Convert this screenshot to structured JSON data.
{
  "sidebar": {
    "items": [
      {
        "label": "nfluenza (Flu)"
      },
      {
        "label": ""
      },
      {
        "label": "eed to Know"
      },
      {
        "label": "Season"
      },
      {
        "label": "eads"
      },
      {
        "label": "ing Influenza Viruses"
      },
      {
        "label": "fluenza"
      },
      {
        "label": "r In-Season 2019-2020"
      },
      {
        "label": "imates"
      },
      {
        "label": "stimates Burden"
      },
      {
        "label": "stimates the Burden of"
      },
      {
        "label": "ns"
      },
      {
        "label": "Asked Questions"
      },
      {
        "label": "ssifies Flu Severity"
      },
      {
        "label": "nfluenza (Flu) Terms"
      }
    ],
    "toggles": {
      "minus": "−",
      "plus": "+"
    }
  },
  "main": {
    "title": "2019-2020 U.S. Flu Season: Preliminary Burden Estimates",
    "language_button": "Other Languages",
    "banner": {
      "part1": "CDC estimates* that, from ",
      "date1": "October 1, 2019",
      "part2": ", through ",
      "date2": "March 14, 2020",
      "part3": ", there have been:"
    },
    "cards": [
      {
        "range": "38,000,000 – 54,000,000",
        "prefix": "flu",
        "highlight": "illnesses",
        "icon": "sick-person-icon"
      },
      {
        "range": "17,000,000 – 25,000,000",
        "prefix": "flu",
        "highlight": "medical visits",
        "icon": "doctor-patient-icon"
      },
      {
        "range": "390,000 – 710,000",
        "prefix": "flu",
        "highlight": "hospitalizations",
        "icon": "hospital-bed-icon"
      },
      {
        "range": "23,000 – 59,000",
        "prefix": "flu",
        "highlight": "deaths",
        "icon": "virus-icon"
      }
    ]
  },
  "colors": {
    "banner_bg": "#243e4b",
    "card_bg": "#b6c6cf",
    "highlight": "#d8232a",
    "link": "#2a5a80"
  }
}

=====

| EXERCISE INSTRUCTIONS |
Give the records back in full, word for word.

| REPLY TO THE EXERCISE |
Convert this screenshot to structured JSON data.
{
  "sidebar": {
    "items": [
      {
        "label": "nfluenza (Flu)"
      },
      {
        "label": ""
      },
      {
        "label": "eed to Know"
      },
      {
        "label": "Season"
      },
      {
        "label": "eads"
      },
      {
        "label": "ing Influenza Viruses"
      },
      {
        "label": "fluenza"
      },
      {
        "label": "r In-Season 2019-2020"
      },
      {
        "label": "imates"
      },
      {
        "label": "stimates Burden"
      },
      {
        "label": "stimates the Burden of"
      },
      {
        "label": "ns"
      },
      {
        "label": "Asked Questions"
      },
      {
        "label": "ssifies Flu Severity"
      },
      {
        "label": "nfluenza (Flu) Terms"
      }
    ],
    "toggles": {
      "minus": "−",
      "plus": "+"
    }
  },
  "main": {
    "title": "2019-2020 U.S. Flu Season: Preliminary Burden Estimates",
    "language_button": "Other Languages",
    "banner": {
      "part1": "CDC estimates* that, from ",
      "date1": "October 1, 2019",
      "part2": ", through ",
      "date2": "March 14, 2020",
      "part3": ", there have been:"
    },
    "cards": [
      {
        "range": "38,000,000 – 54,000,000",
        "prefix": "flu",
        "highlight": "illnesses",
        "icon": "sick-person-icon"
      },
      {
        "range": "17,000,000 – 25,000,000",
        "prefix": "flu",
        "highlight": "medical visits",
        "icon": "doctor-patient-icon"
      },
      {
        "range": "390,000 – 710,000",
        "prefix": "flu",
        "highlight": "hospitalizations",
        "icon": "hospital-bed-icon"
      },
      {
        "range": "23,000 – 59,000",
        "prefix": "flu",
        "highlight": "deaths",
        "icon": "virus-icon"
      }
    ]
  },
  "colors": {
    "banner_bg": "#243e4b",
    "card_bg": "#b6c6cf",
    "highlight": "#d8232a",
    "link": "#2a5a80"
  }
}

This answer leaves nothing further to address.